Sounds good right? Core strength is so important in runners and can elevate your running from being good to phenomenal. Not only does core strength help your torso stay strong, it stabilises your entire body so your lower leg muscles are actually more powerful. Your core is a group of muscles that help your spine and pelvis stay stable throughout movement, and includes muscles like the transverses abdominus (TA) multifidus and pelvic floor. 

To learn how to activate your core, and how to find it, read more here.

Teaching core activation during a health and wellbeing retreat with Aprivé Wellness

Teaching core activation during a health and wellbeing retreat with Aprivé Wellness

Plank pose during a yoga/Pilates fusion class at one of our retreats

Plank pose during a yoga/Pilates fusion class at one of our retreats

The essence of Pilates is core activation and stability. In every Pilates class, you should be working to keep your spinal curve in neutral, and not let your lower back rise off the floor when you’re doing exercise lying on your back. All Pilates exercises require you to activate the deep abs (TA) for stability, and help you get a strong core from repetitive classes. Remember though, your core doesn’t ‘turn on’ automatically, unlike a bicep. You need to consciously activate it, and your Pilates instructor can help you with this.

Pilates teaser at a healthy hens party in Queenstown

Pilates teaser at a healthy hens party in Queenstown

Whether you love Pilates or Yoga, both have benefits for runners. If you like both, Pilates can be a great way to work on specific aspects of your training that need conscious improvement, while yoga can be a way to relax while exercising without focusing on specific developments. Once you find a good instructor, the benefits you get from Yoga and Pilates are huge, and your running will improve!

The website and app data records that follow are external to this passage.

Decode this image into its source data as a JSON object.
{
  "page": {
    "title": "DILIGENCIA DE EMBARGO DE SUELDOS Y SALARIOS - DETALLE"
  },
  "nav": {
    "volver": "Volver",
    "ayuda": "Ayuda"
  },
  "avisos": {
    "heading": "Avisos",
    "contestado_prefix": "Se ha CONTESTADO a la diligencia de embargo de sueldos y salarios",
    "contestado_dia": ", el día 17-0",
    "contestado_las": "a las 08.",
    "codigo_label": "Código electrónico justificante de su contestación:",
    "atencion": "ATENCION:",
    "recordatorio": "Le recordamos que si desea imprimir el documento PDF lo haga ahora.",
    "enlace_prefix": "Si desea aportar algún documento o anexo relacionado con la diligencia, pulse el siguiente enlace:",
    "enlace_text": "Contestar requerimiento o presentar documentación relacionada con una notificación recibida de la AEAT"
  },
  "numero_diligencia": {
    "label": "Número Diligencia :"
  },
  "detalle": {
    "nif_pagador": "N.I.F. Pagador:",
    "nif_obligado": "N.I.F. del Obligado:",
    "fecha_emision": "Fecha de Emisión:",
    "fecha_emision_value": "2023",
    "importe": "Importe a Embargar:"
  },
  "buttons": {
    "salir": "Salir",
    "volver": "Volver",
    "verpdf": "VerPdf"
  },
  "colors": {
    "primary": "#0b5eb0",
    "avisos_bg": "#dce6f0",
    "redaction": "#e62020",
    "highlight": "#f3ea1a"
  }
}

*Please always see a Physiotherapist and Dr if you have an injury or complaint. This article is not to be used as medical advice.